“We saw people who had been playing eSports and many other offerings continue to play those [even with the return of pro sports], so it seemed to be incremental,” Robins said. “We probably wouldn’t have pushed as hard on that alternate content … and we built an audience for them that is sticking now, even though traditional sports are back.
“ESports has been a huge story for us the last several months. The growth we saw there, it was tiny before, behind traditional sports. Now it’s our biggest. That’s a category that I think we were waiting to see explode.

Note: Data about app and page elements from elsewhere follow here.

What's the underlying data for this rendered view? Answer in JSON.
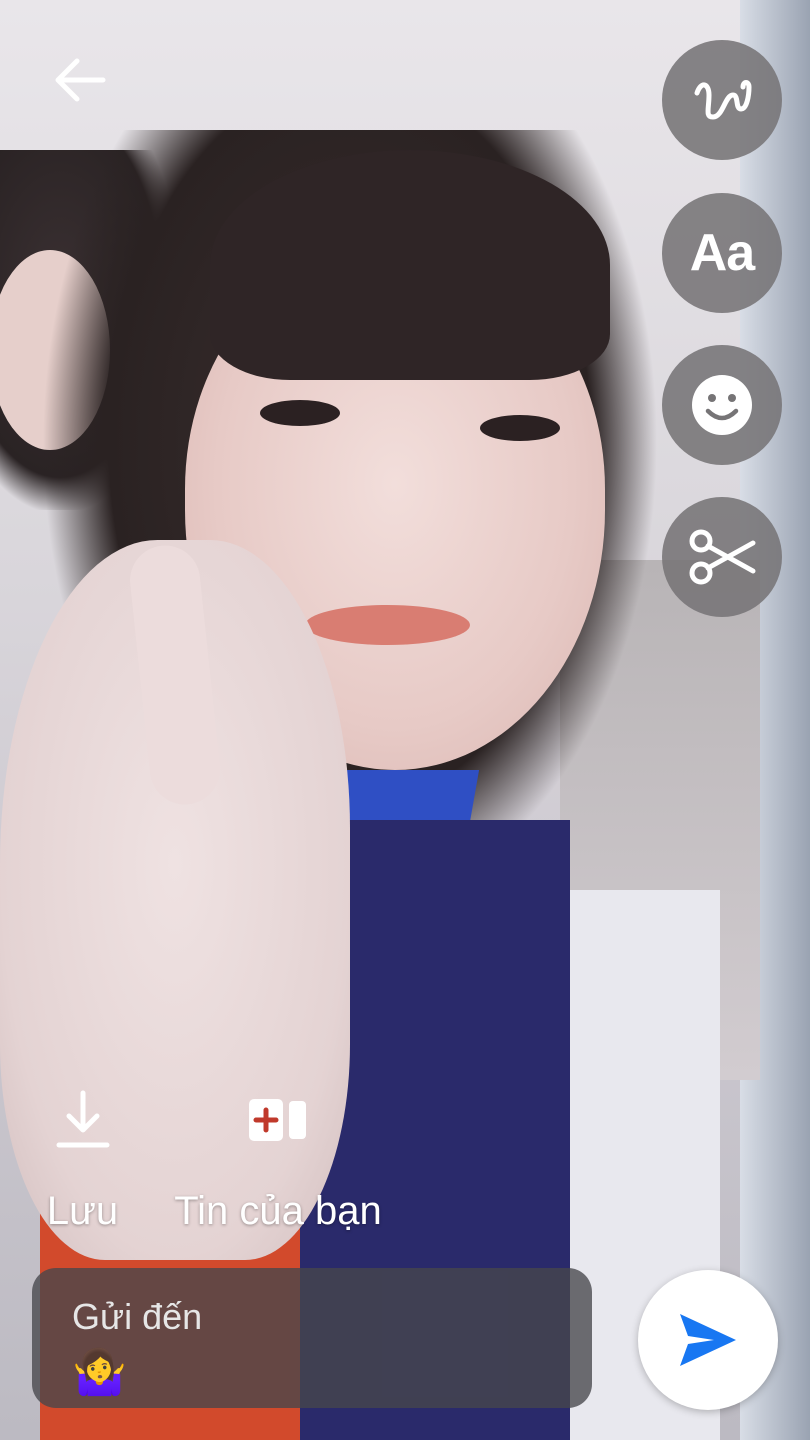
{
  "toolbar": {
    "back_icon": "arrow-left-icon",
    "tools": [
      {
        "name": "draw",
        "icon": "squiggle-icon"
      },
      {
        "name": "text",
        "label": "Aa"
      },
      {
        "name": "sticker",
        "icon": "smiley-icon"
      },
      {
        "name": "crop",
        "icon": "scissors-icon"
      }
    ]
  },
  "actions": {
    "save_label": "Lưu",
    "story_label": "Tin của bạn"
  },
  "send_to": {
    "label": "Gửi đến",
    "recipient_emoji": "🤷‍♀️"
  },
  "colors": {
    "accent": "#1877F2",
    "tool_bg": "#767476",
    "story_plus": "#c0392b"
  }
}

It’s a great product where people can watch the stream alongside playing the daily fantasy, so it’s a different feel … especially for people without cable, you can do it with an app.”

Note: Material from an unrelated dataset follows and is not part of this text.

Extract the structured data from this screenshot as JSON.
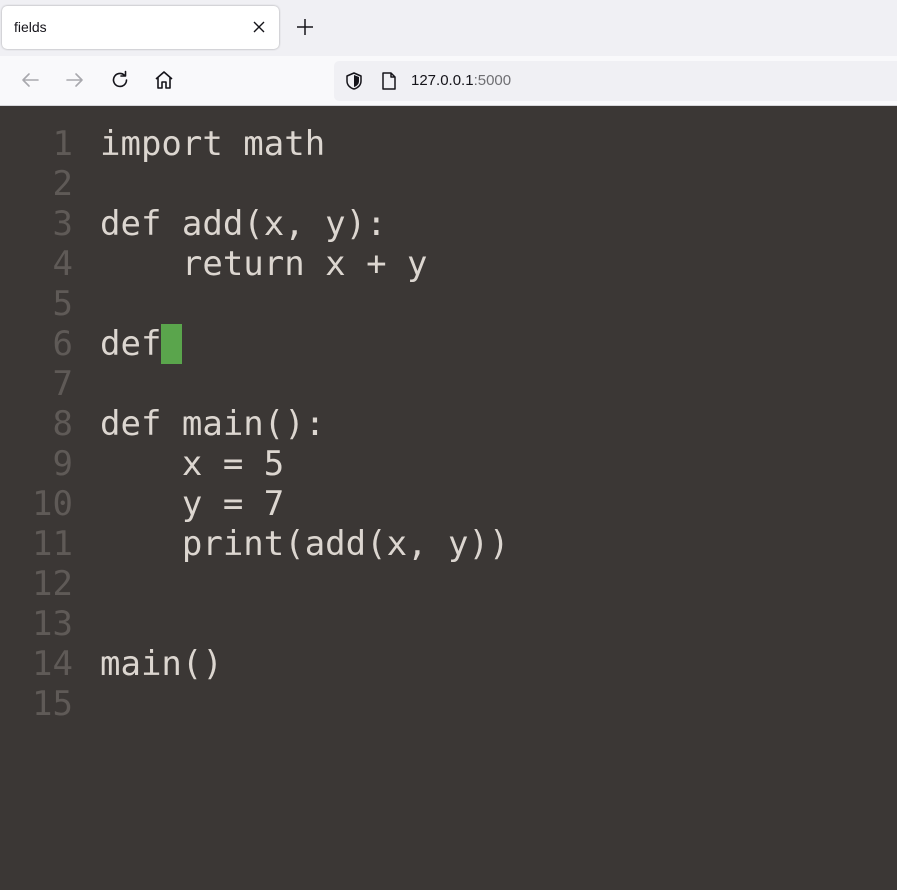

Quipped Rocha: “Counterstrike and elections have a lot of similarities, stabbing in the back, attacking, lobbing grenades (laughing). It just seems like the election was perfect.”
Mobile a key issue for tribal gaming

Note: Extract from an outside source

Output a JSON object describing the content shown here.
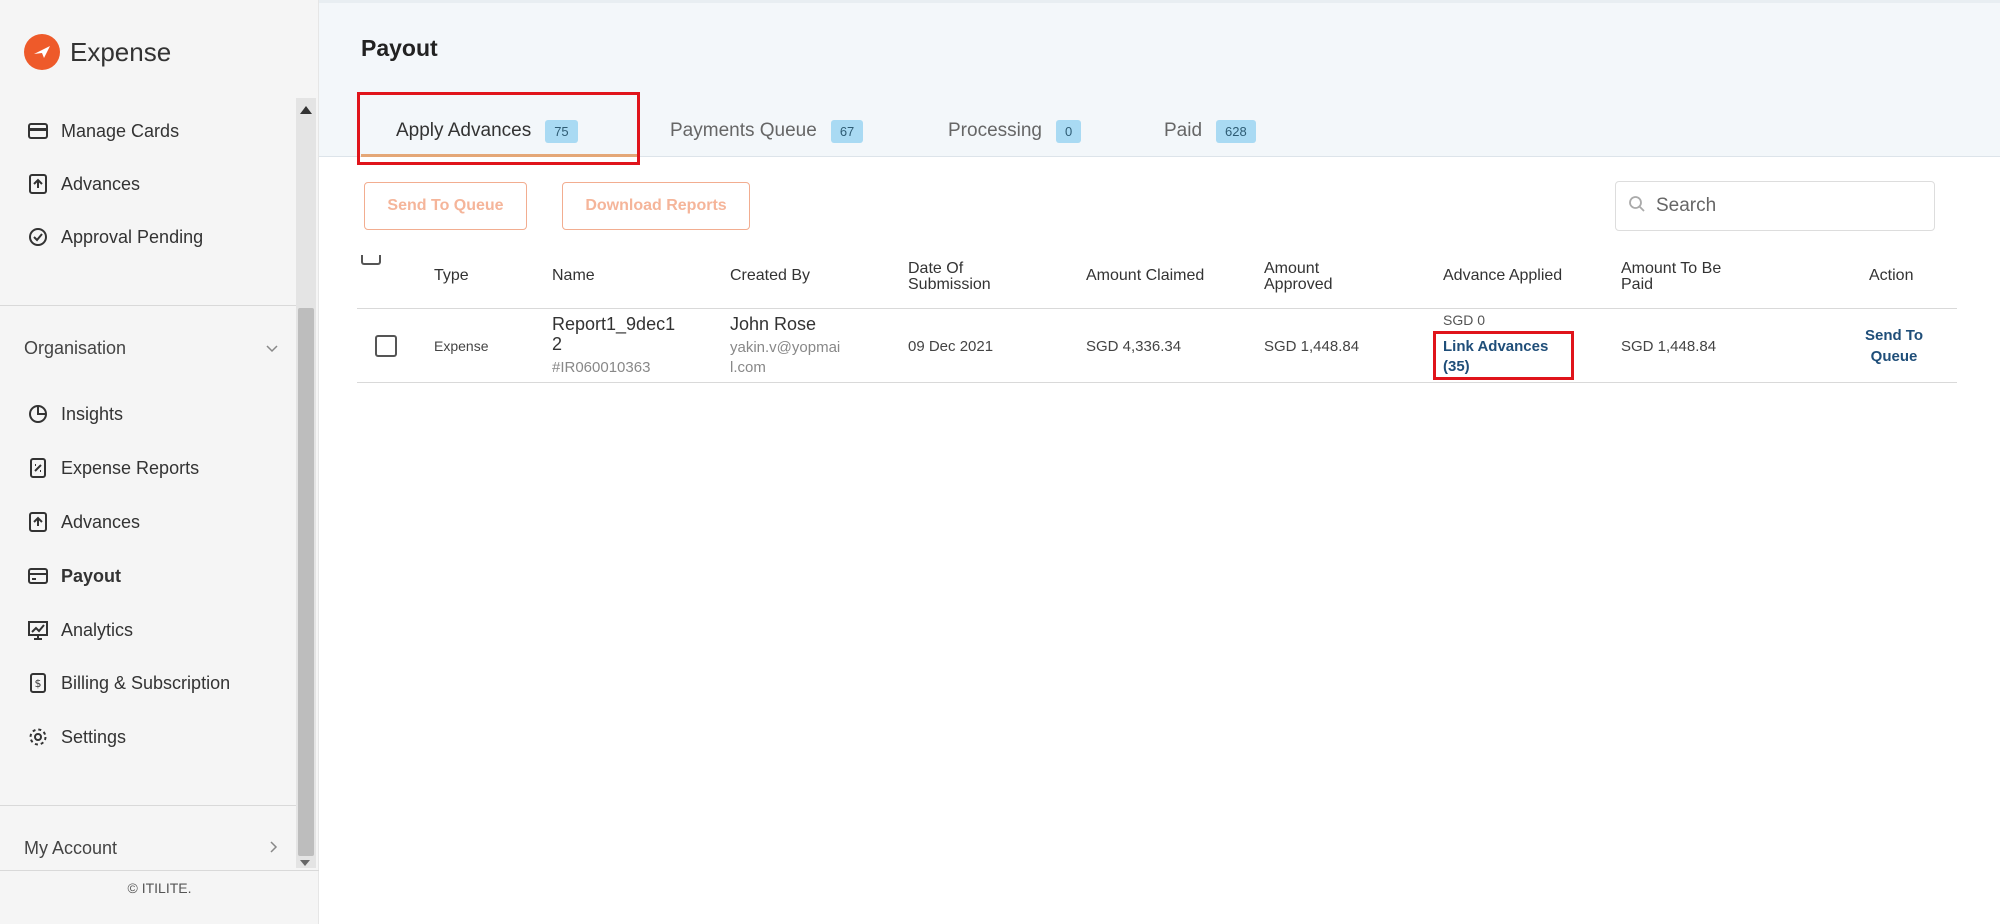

The webinar, which was one in a series titled “The New Normal,” brought key people and issues in gaming together to discuss trends and issues that affect both commercial and tribal casinos. During this webinar, the question of mobile/online sports betting came up.
Tribes around the country have been hesitant to offer statewide mobile gaming for fear of losing foot traffic in their retail locations, many of which are the main employers on reservations. Co-host Jason Giles, executive director of the National Indian Gaming Association, asked Robins if on-site mobile — which is offered by a handful of tribes — works as a segue into support for the ability to offer partner sportsbooks online, available statewide.
“If I were in the position that that was what was driving the life and welfare of my community, I would be careful about it, too,” Robins said. “So we get that. It’s just about education and getting comfortable. I deeply believe that this is an incremental opportunity. … New Jersey brick and mortar casino revenue went up after launch of mobile sports betting. In Indian Country, if we do it the right way, it should add value, it should create more, and that’s really what it’s about.”
DraftKings Partners With Bay Mills Resort & Casino to Bring Sports Betting to Michigan https://t.co/S58F8zh0df
— Alfonso Straffon 🇨🇷🇺🇸🇲🇽 (@astraffon) June 4, 2020
DraftKings is partnered with the Bay Mills tribe in northern Michigan, with plans to launch statewide mobile sports betting late this year. The situation in Michigan is unique — tribes there agreed to be regulated and taxed by the state, and agreed to statewide mobile. That has not happened in any other state, though the Sky Ute tribe in Colorado last summer became the first to offer statewide mobile. It is not taxed or regulated by the state.
Robins said DraftKings has plans to use the retail sportsbook at the Bay Mills Resort and Casino as a “center point for events and promotions and things that we will do to bring people on the property. These are people who might not be going there otherwise, who might not be aware that there is even a casino in that part of the state.”
In Mississippi, at least one tribe is offering on-site mobile to its customers, meaning they can bet anywhere on a resort property — from a hotel room, restaurant, or the pool, as examples. Giles wondered if that kind of mobile is laying the groundwork for a future expansion.
“There is some value, but the real value is when you get people to bet off-property,” Robins said. “Hopefully, that leads to people saying they want to do it anywhere on the state, so even when they’re not on the property … we’re still making money off of them. The real power of mobile is that you can do it anywhere. On property, is really just scratching the surface.”